I have been talking perhaps too much about Couchsurfing in this blog, but nonetheless it truly has given me so much, so many experiences related to travelling, that I cannot avoid referencing it here.
For instance, I could say (thinking about my last post) that Couchsurfing provides a way to exchange non-monetary values.
Because Couchsurfing doesn't use money; you never pay in cash for your hosting by this system, neither can a host ask for it.
But Couchsurfing is not free about free hosting, of course it is not.
One way or another, both host and guest pay an invisible fee for its services.
And this fee is the desired exchange of cultures, languages, travels, adventures, ideas, thoughts...
You may show the place where you live but at the same time you're learning new things of this place and from the place where your guest comes from.
It not only allows you to see your homeland through foreigner eyes (and question what you see, then), but also to observe distant places while you stay at home, imagining them as your guest narrates them to you.

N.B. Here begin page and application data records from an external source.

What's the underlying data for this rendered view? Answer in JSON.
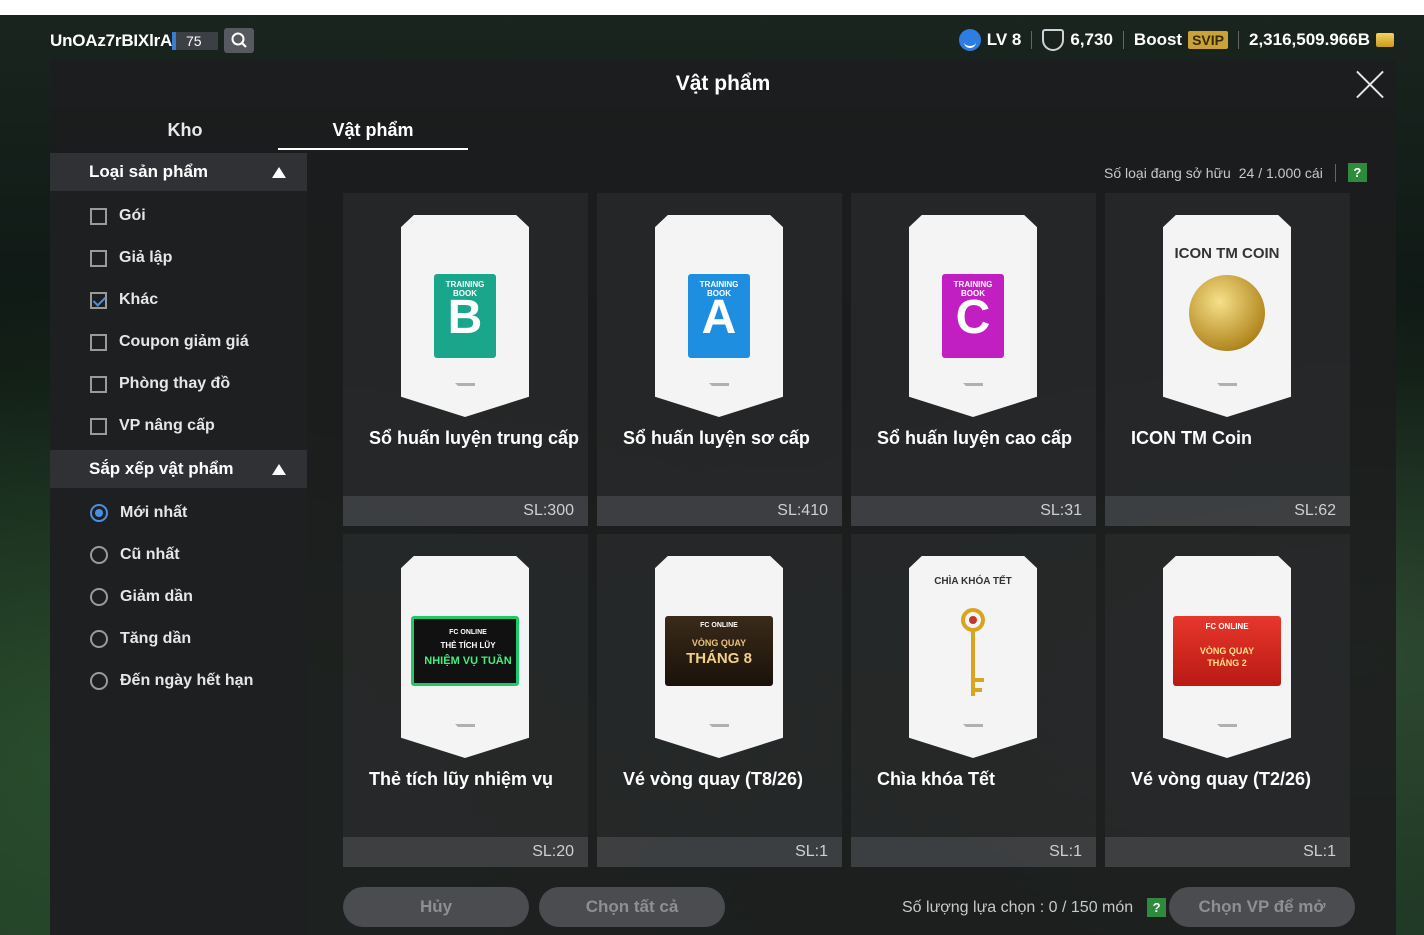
{
  "topbar": {
    "username": "UnOAz7rBIXlrAa",
    "level_num": "75",
    "lv": "LV 8",
    "trophy": "6,730",
    "boost": "Boost",
    "svip": "SVIP",
    "balance": "2,316,509.966B"
  },
  "modal": {
    "title": "Vật phẩm"
  },
  "tabs": [
    {
      "label": "Kho"
    },
    {
      "label": "Vật phẩm"
    }
  ],
  "sidebar": {
    "filter_title": "Loại sản phẩm",
    "filters": [
      {
        "label": "Gói",
        "checked": false
      },
      {
        "label": "Giả lập",
        "checked": false
      },
      {
        "label": "Khác",
        "checked": true
      },
      {
        "label": "Coupon giảm giá",
        "checked": false
      },
      {
        "label": "Phòng thay đồ",
        "checked": false
      },
      {
        "label": "VP nâng cấp",
        "checked": false
      }
    ],
    "sort_title": "Sắp xếp vật phẩm",
    "sorts": [
      {
        "label": "Mới nhất",
        "selected": true
      },
      {
        "label": "Cũ nhất",
        "selected": false
      },
      {
        "label": "Giảm dần",
        "selected": false
      },
      {
        "label": "Tăng dần",
        "selected": false
      },
      {
        "label": "Đến ngày hết hạn",
        "selected": false
      }
    ]
  },
  "owned": {
    "label": "Số loại đang sở hữu",
    "value": "24 / 1.000 cái",
    "help": "?"
  },
  "items": [
    {
      "name": "Sổ huấn luyện trung cấp",
      "qty": "SL:300",
      "art": {
        "kind": "book",
        "top": "TRAINING BOOK",
        "letter": "B",
        "color": "#1aa68a"
      }
    },
    {
      "name": "Sổ huấn luyện sơ cấp",
      "qty": "SL:410",
      "art": {
        "kind": "book",
        "top": "TRAINING BOOK",
        "letter": "A",
        "color": "#1e8fe0"
      }
    },
    {
      "name": "Sổ huấn luyện cao cấp",
      "qty": "SL:31",
      "art": {
        "kind": "book",
        "top": "TRAINING BOOK",
        "letter": "C",
        "color": "#c21fc2"
      }
    },
    {
      "name": "ICON TM Coin",
      "qty": "SL:62",
      "art": {
        "kind": "coin",
        "caption": "ICON TM COIN"
      }
    },
    {
      "name": "Thẻ tích lũy nhiệm vụ",
      "qty": "SL:20",
      "art": {
        "kind": "banner",
        "line1": "FC ONLINE",
        "line2": "THẺ TÍCH LŨY",
        "line3": "NHIỆM VỤ TUẦN",
        "color": "#111111"
      }
    },
    {
      "name": "Vé vòng quay (T8/26)",
      "qty": "SL:1",
      "art": {
        "kind": "banner",
        "line1": "FC ONLINE",
        "line2": "VÒNG QUAY",
        "line3": "THÁNG 8",
        "color": "#3a2a1a"
      }
    },
    {
      "name": "Chìa khóa Tết",
      "qty": "SL:1",
      "art": {
        "kind": "key",
        "caption": "CHÌA KHÓA TẾT"
      }
    },
    {
      "name": "Vé vòng quay (T2/26)",
      "qty": "SL:1",
      "art": {
        "kind": "banner",
        "line1": "FC ONLINE",
        "line2": "VÒNG QUAY",
        "line3": "THÁNG 2",
        "color": "#d8261e"
      }
    }
  ],
  "footer": {
    "cancel": "Hủy",
    "select_all": "Chọn tất cả",
    "selection_label": "Số lượng lựa chọn : 0 / 150 món",
    "help": "?",
    "open": "Chọn VP để mở"
  }
}
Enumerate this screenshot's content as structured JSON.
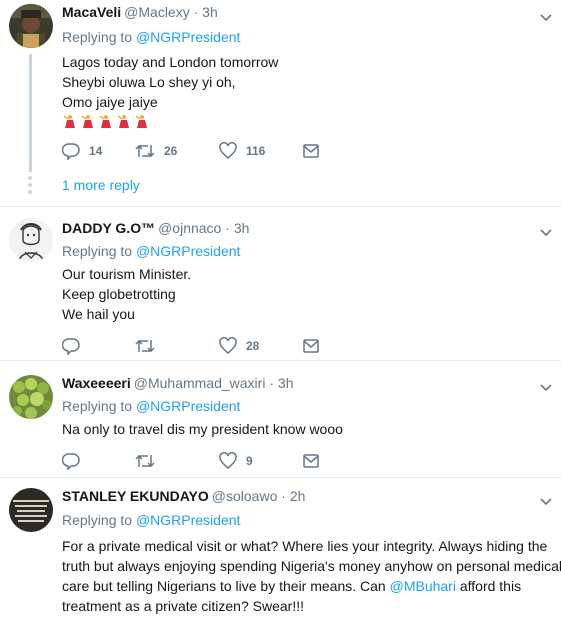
{
  "replying_prefix": "Replying to",
  "tweets": [
    {
      "name": "MacaVeli",
      "handle": "@Maclexy",
      "time": "3h",
      "replying_to": "@NGRPresident",
      "lines": [
        "Lagos today and London tomorrow",
        "Sheybi oluwa Lo shey yi oh,",
        "Omo jaiye jaiye"
      ],
      "emoji": [
        "dancer-emoji",
        "dancer-emoji",
        "dancer-emoji",
        "dancer-emoji",
        "dancer-emoji"
      ],
      "replies": "14",
      "retweets": "26",
      "likes": "116",
      "more_reply": "1 more reply"
    },
    {
      "name": "DADDY G.O™",
      "handle": "@ojnnaco",
      "time": "3h",
      "replying_to": "@NGRPresident",
      "lines": [
        "Our tourism Minister.",
        "Keep globetrotting",
        "We hail you"
      ],
      "replies": "",
      "retweets": "",
      "likes": "28"
    },
    {
      "name": "Waxeeeeri",
      "handle": "@Muhammad_waxiri",
      "time": "3h",
      "replying_to": "@NGRPresident",
      "lines": [
        "Na only to travel dis my president know wooo"
      ],
      "replies": "",
      "retweets": "",
      "likes": "9"
    },
    {
      "name": "STANLEY EKUNDAYO",
      "handle": "@soloawo",
      "time": "2h",
      "replying_to": "@NGRPresident",
      "lines": [
        "For a private medical visit or what? Where lies your integrity. Always hiding the",
        "truth but always enjoying spending Nigeria's money anyhow on personal medical",
        "care but telling Nigerians to live by their means. Can ",
        " afford this",
        "treatment as a private citizen? Swear!!!"
      ],
      "mention": "@MBuhari"
    }
  ],
  "colors": {
    "accent": "#1da1f2",
    "muted": "#657786",
    "text": "#14171a",
    "border": "#e6ecf0",
    "thread": "#ccd6dd"
  },
  "icons": {
    "reply": "reply-icon",
    "retweet": "retweet-icon",
    "like": "heart-icon",
    "dm": "envelope-icon",
    "caret": "chevron-down-icon"
  }
}
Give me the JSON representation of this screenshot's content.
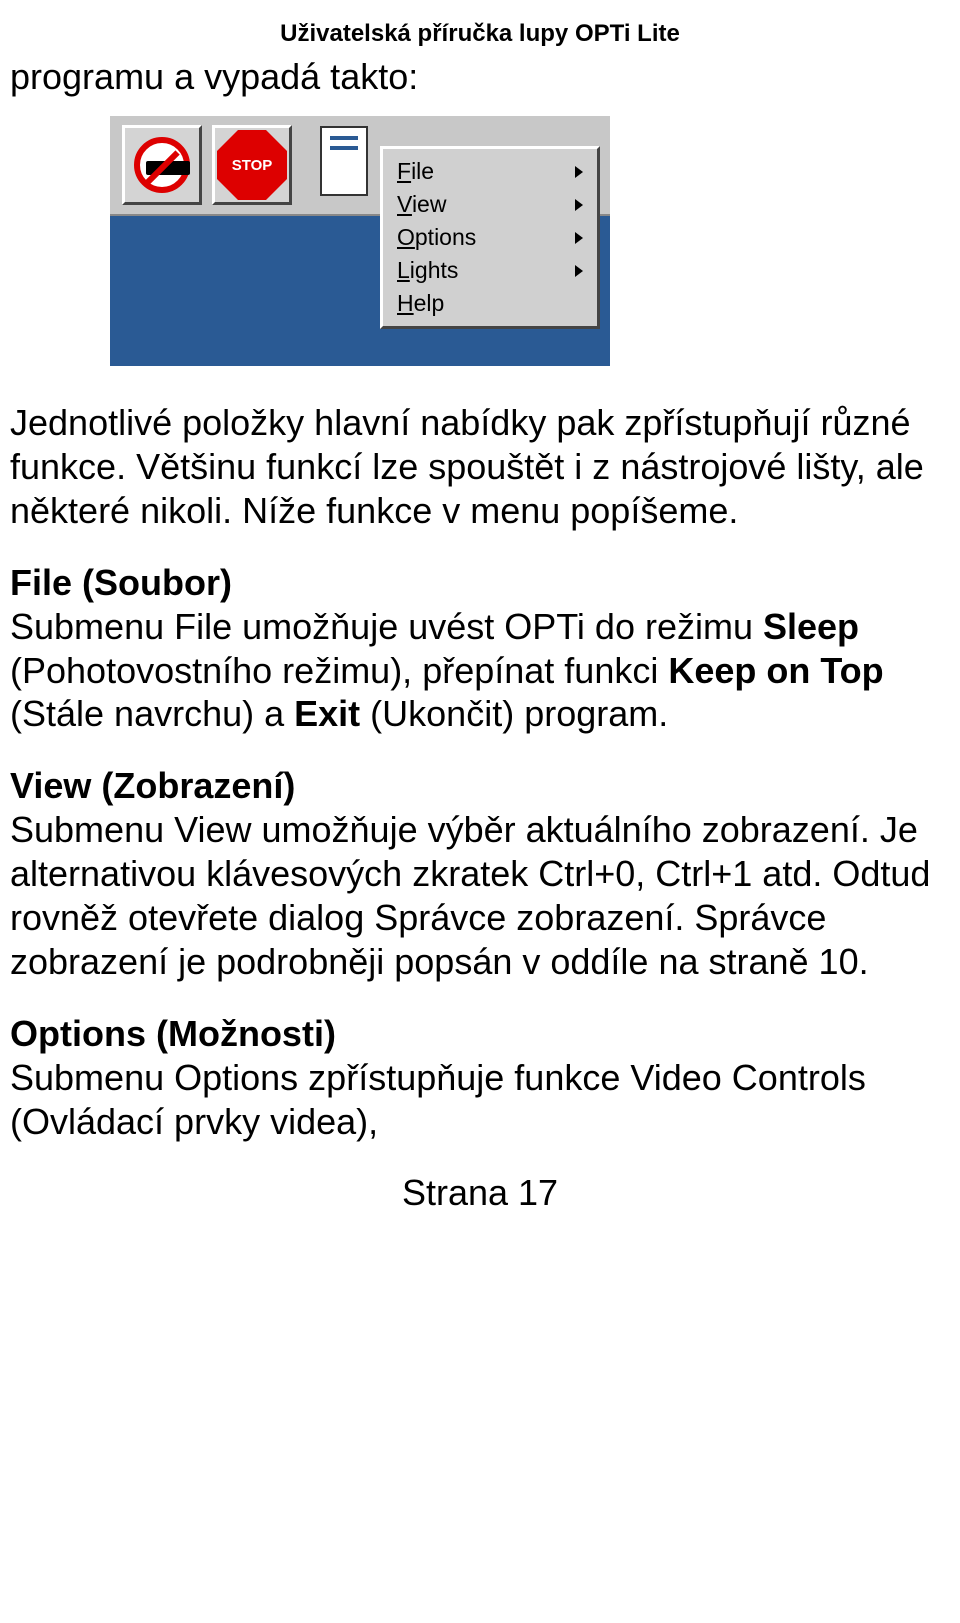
{
  "header": "Uživatelská příručka lupy OPTi Lite",
  "intro": "programu a vypadá takto:",
  "menu": {
    "items": [
      {
        "underline": "F",
        "rest": "ile",
        "arrow": true
      },
      {
        "underline": "V",
        "rest": "iew",
        "arrow": true
      },
      {
        "underline": "O",
        "rest": "ptions",
        "arrow": true
      },
      {
        "underline": "L",
        "rest": "ights",
        "arrow": true
      },
      {
        "underline": "H",
        "rest": "elp",
        "arrow": false
      }
    ],
    "stop_label": "STOP"
  },
  "para1": "Jednotlivé položky hlavní nabídky pak zpřístupňují různé funkce. Většinu funkcí lze spouštět i z nástrojové lišty, ale některé nikoli. Níže funkce v menu popíšeme.",
  "sections": {
    "file": {
      "title": "File (Soubor)",
      "body_a": "Submenu File umožňuje uvést OPTi do režimu ",
      "b1": "Sleep",
      "body_b": " (Pohotovostního režimu), přepínat funkci ",
      "b2": "Keep on Top",
      "body_c": " (Stále navrchu) a ",
      "b3": "Exit",
      "body_d": " (Ukončit) program."
    },
    "view": {
      "title": "View (Zobrazení)",
      "body": "Submenu View umožňuje výběr aktuálního zobrazení. Je alternativou klávesových zkratek Ctrl+0, Ctrl+1 atd. Odtud rovněž otevřete dialog Správce zobrazení. Správce zobrazení je podrobněji popsán v oddíle na straně 10."
    },
    "options": {
      "title": "Options (Možnosti)",
      "body": "Submenu Options zpřístupňuje funkce Video Controls (Ovládací prvky videa),"
    }
  },
  "page": "Strana 17"
}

Of course, in this stream of travellers going from one destination to another, stopping by your place briefly, you may catch a tip or a valuable piece of advice for your own next trip.
Sometimes, you even get a hint of taste from a far-away country you wish to visit.
This was my case yesterday, quite literally.
These days I am hosting a young photographer from Kyrgyzstan which currently lives in Dubai.
She is of Russian descent (third generation), and according to what she told me, Russian is still a very common language all over Central Asian countries (so I reassert myself in my intention of learning it).
Last night she cooked a traditional Kyrgyz dinner.
She called it lagman, but I found out that it is also spelled laghman or la mian (in Chinese), being originally a recipe from China, especially of those peoples on the Silk Road (Hui and Uighur), and it is considered a national dish in Kyrgyzstan.
It was a kind of a stew of beef or lamb, with vegetables and noodles. Definitely yummy.
I thought I could almost relish the Central Asian steppes, the dust-covered paths through the Tian Shan mountains, the craggy shapes over the Taklamakan desert, and the green meadows where horses stomp their hooves on the grass.
Also, she told me that most Kyrgyz people cross the border to Kazakhstan when heading to China, so it would be wiser going from Ürümqi to Almaty by train, and then crossing to Kyrgyzstan than my original plan trying to get through Irqeshtam pass or somewhere between these countries.
The final depart to Asia seems to draw nearer every day.
Tibetarrak, Txinako begipuntuan.
6 years ago